[Data records for software interfaces]

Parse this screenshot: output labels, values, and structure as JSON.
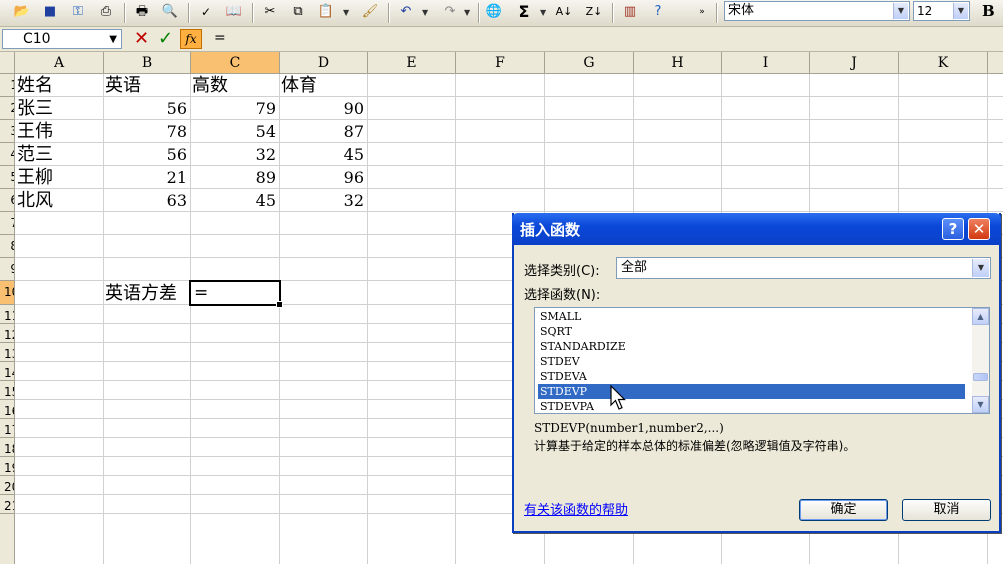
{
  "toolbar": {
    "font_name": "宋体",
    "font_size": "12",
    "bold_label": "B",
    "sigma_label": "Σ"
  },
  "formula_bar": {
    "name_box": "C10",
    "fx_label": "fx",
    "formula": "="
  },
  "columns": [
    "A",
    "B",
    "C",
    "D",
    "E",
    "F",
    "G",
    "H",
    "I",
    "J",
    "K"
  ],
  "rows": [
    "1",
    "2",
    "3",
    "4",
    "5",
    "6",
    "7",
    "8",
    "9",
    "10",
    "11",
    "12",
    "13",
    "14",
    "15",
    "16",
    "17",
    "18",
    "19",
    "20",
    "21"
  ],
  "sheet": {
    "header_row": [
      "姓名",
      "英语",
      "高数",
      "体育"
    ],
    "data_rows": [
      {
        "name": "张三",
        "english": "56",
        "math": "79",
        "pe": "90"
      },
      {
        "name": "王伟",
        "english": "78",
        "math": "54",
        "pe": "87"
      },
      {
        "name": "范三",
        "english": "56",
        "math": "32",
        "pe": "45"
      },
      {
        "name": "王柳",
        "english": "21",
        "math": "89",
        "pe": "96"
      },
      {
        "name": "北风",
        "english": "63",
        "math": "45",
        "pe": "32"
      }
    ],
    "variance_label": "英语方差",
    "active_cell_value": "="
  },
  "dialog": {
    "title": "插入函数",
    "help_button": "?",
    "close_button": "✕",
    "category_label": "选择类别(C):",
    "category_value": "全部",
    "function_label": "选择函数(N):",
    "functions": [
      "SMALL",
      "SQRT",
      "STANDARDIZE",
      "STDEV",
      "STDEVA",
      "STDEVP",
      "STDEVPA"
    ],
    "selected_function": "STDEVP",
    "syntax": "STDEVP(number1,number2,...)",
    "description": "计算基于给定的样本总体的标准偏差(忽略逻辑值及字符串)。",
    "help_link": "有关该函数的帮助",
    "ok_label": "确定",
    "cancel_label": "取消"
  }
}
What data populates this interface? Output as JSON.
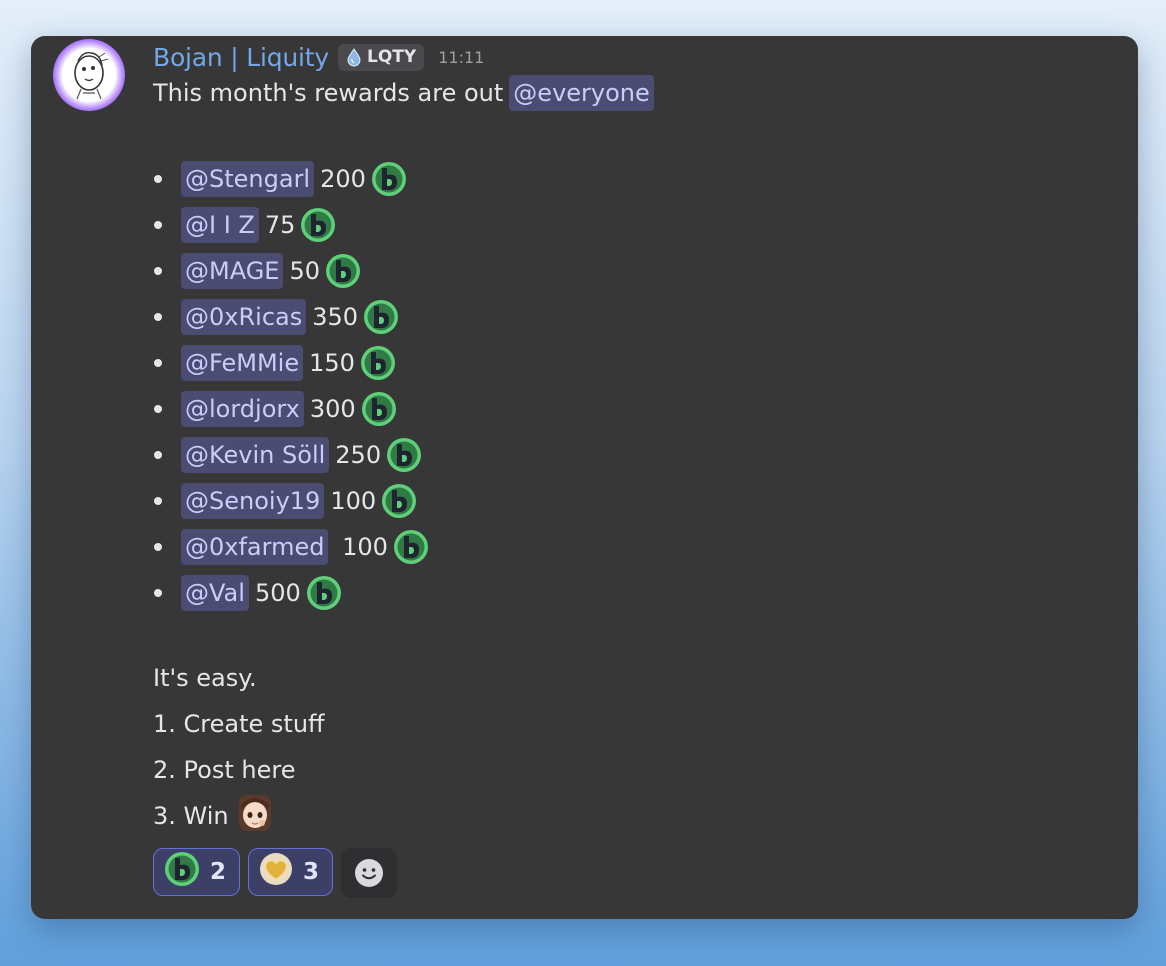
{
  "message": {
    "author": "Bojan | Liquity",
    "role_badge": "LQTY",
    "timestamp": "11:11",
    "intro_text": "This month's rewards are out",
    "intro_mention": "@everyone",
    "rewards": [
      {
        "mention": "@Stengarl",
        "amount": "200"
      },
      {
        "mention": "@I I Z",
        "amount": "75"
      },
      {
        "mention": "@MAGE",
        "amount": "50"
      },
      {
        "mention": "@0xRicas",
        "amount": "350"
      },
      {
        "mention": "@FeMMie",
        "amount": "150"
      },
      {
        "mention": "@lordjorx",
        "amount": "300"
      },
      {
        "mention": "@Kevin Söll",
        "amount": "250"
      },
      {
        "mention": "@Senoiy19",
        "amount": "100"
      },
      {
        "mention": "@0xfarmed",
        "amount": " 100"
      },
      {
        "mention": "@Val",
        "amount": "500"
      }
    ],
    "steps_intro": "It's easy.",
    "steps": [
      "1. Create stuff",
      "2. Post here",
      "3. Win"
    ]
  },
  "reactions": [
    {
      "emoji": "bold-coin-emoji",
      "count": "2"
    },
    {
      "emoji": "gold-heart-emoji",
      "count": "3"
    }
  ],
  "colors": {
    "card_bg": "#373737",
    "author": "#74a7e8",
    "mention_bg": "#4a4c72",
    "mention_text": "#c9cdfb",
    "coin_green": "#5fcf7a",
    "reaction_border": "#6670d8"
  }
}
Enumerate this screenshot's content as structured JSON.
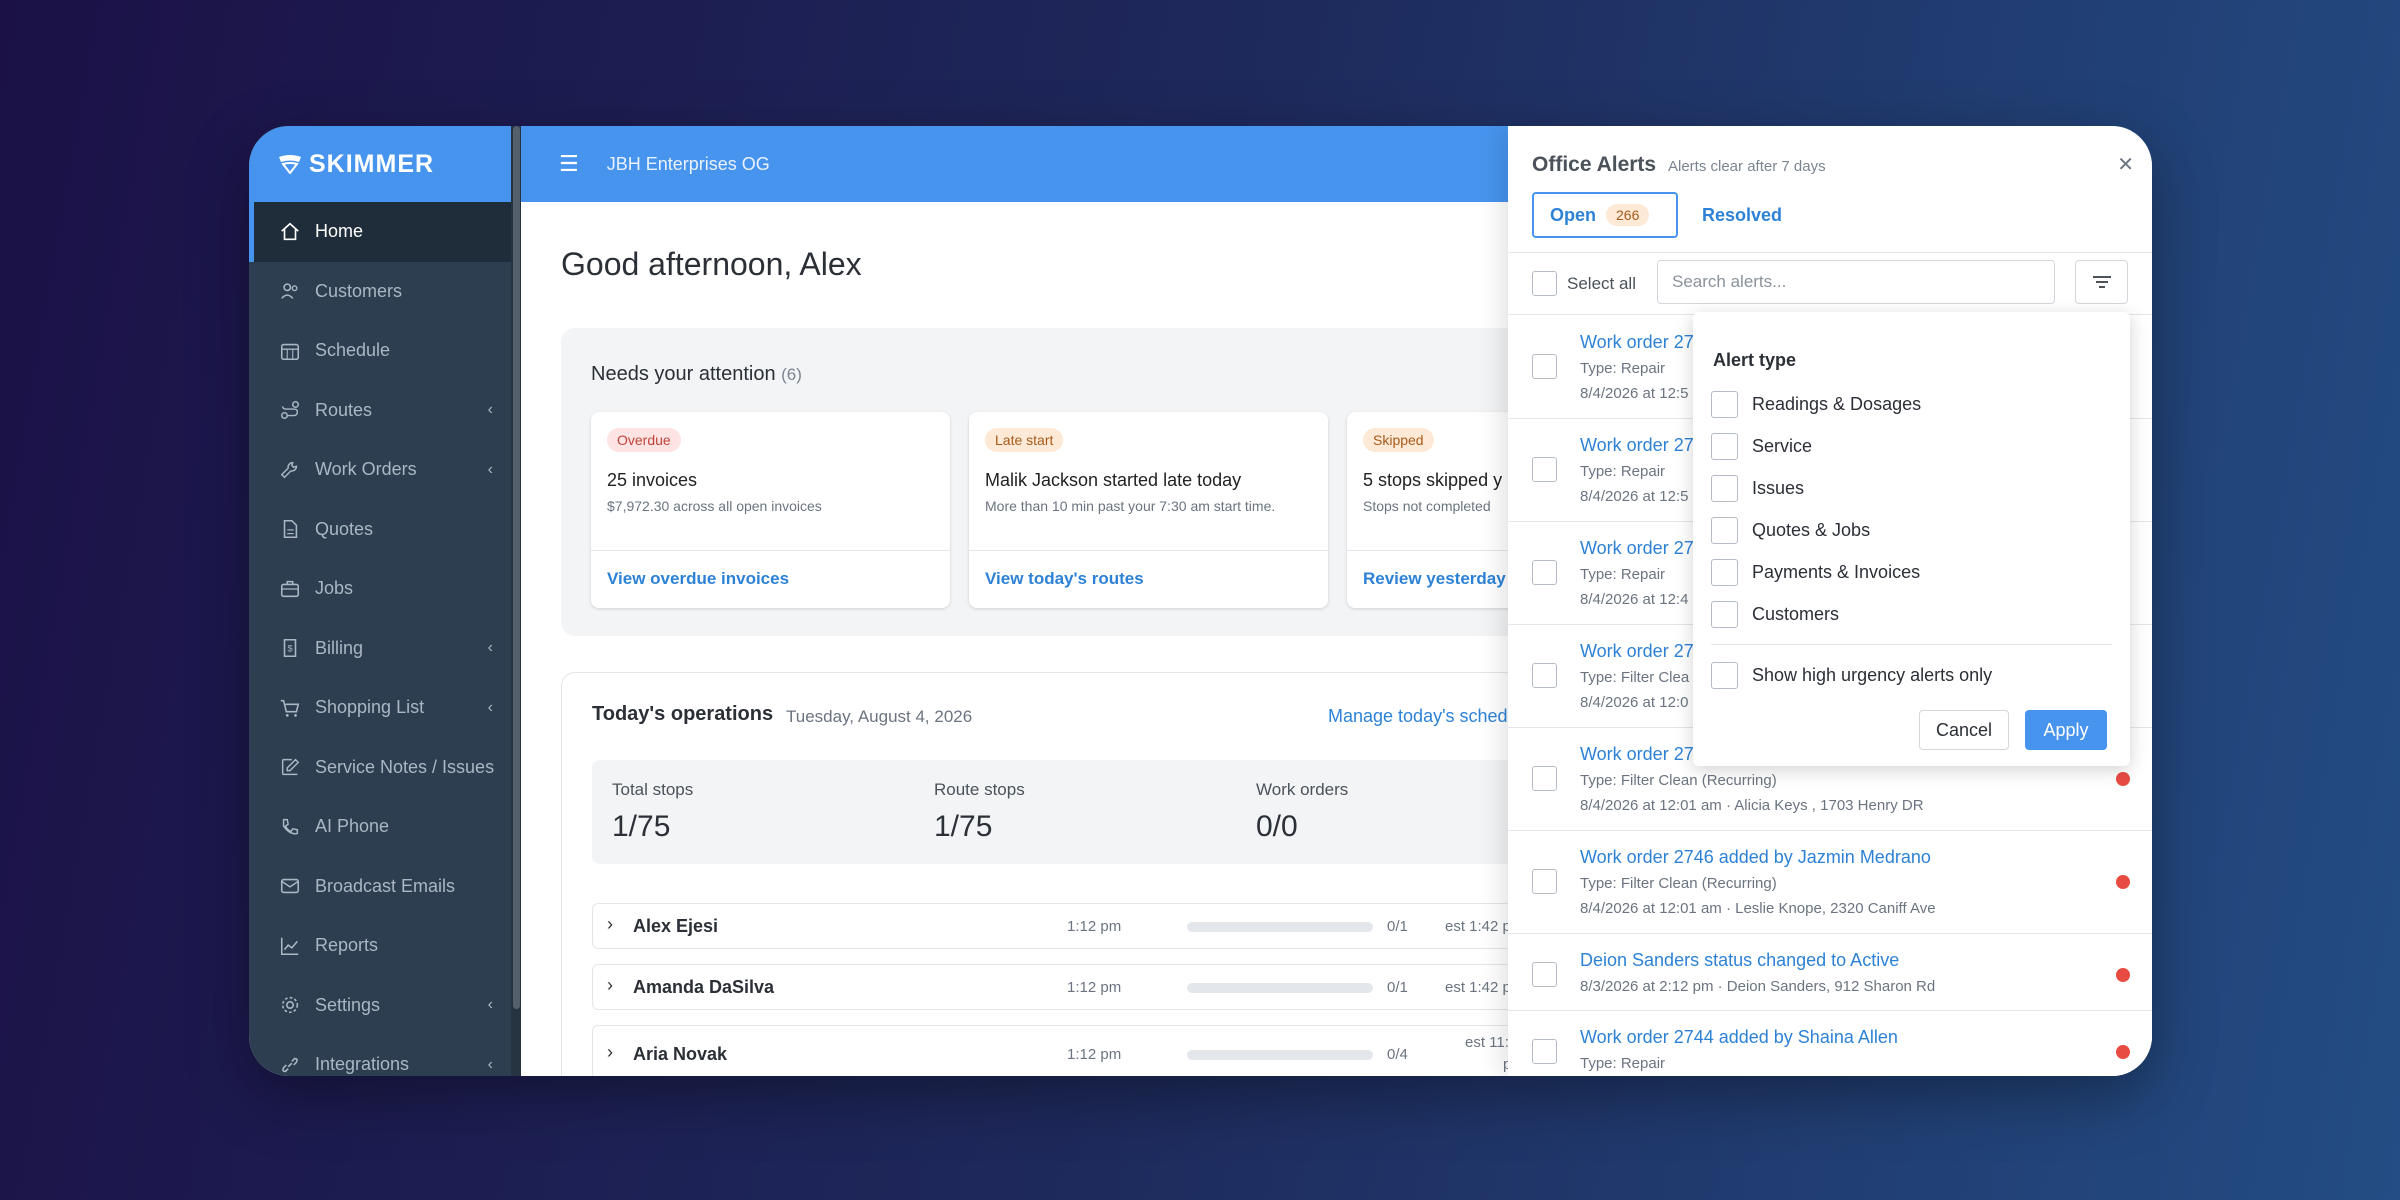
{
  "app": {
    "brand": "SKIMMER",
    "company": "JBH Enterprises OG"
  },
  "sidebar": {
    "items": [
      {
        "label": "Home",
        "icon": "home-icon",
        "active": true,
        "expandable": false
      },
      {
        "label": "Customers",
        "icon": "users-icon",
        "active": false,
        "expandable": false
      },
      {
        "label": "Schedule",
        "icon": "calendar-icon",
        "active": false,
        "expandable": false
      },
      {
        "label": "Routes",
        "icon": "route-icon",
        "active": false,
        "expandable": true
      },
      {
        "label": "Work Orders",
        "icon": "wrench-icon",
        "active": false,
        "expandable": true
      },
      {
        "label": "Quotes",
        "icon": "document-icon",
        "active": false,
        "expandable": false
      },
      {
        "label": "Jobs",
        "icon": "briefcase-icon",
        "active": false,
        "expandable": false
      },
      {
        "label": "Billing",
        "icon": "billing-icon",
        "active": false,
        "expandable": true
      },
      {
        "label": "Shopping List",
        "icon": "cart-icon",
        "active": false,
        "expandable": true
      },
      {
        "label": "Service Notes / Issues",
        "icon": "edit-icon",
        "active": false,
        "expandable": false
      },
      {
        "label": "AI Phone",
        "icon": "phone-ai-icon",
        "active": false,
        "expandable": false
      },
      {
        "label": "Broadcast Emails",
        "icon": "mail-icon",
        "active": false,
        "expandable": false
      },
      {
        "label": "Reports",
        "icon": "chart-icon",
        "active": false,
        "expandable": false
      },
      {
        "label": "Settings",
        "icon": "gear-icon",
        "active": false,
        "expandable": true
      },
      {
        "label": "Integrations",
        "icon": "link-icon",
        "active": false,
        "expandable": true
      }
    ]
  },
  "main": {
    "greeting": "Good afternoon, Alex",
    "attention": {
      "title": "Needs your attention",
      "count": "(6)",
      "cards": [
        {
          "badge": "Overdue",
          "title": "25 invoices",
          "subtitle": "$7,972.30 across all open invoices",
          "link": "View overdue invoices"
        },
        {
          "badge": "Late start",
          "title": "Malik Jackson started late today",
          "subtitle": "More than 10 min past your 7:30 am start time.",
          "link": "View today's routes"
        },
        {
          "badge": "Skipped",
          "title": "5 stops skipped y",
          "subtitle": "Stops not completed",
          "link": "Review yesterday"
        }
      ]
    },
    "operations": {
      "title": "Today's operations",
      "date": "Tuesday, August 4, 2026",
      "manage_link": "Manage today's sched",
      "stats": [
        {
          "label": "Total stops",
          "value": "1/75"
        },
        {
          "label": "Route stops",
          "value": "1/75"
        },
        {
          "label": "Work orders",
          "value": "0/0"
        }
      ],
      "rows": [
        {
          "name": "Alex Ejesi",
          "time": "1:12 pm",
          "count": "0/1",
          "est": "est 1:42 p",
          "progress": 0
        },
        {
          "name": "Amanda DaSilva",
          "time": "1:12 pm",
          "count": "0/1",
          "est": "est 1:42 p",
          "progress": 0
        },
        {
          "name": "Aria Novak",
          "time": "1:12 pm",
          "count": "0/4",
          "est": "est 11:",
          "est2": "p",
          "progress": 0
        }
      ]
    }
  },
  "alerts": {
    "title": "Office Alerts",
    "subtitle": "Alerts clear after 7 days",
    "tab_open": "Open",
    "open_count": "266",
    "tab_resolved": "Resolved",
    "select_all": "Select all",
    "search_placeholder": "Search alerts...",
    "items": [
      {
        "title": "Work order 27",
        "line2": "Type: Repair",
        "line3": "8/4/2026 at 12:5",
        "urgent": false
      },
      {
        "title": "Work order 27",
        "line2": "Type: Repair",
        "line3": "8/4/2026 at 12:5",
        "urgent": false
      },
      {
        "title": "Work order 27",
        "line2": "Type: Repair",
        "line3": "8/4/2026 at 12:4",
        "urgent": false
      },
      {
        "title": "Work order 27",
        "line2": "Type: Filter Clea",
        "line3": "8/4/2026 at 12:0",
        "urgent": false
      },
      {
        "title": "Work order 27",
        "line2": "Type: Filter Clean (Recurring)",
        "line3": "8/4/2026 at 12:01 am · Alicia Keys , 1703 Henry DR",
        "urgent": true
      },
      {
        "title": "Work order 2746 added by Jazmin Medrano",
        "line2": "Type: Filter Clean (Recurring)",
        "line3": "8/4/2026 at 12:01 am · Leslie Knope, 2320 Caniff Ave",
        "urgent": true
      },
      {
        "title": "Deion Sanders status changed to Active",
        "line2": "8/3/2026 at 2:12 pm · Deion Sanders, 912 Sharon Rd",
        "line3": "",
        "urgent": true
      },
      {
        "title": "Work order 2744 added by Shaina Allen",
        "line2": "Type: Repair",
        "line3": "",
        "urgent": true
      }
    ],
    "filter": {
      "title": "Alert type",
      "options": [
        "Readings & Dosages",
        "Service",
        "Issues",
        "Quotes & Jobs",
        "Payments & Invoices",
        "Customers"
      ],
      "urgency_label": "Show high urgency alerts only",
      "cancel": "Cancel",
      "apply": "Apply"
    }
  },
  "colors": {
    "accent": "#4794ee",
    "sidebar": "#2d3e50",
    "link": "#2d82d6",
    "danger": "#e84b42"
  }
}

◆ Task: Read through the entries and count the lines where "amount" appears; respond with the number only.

◆ Response box: 10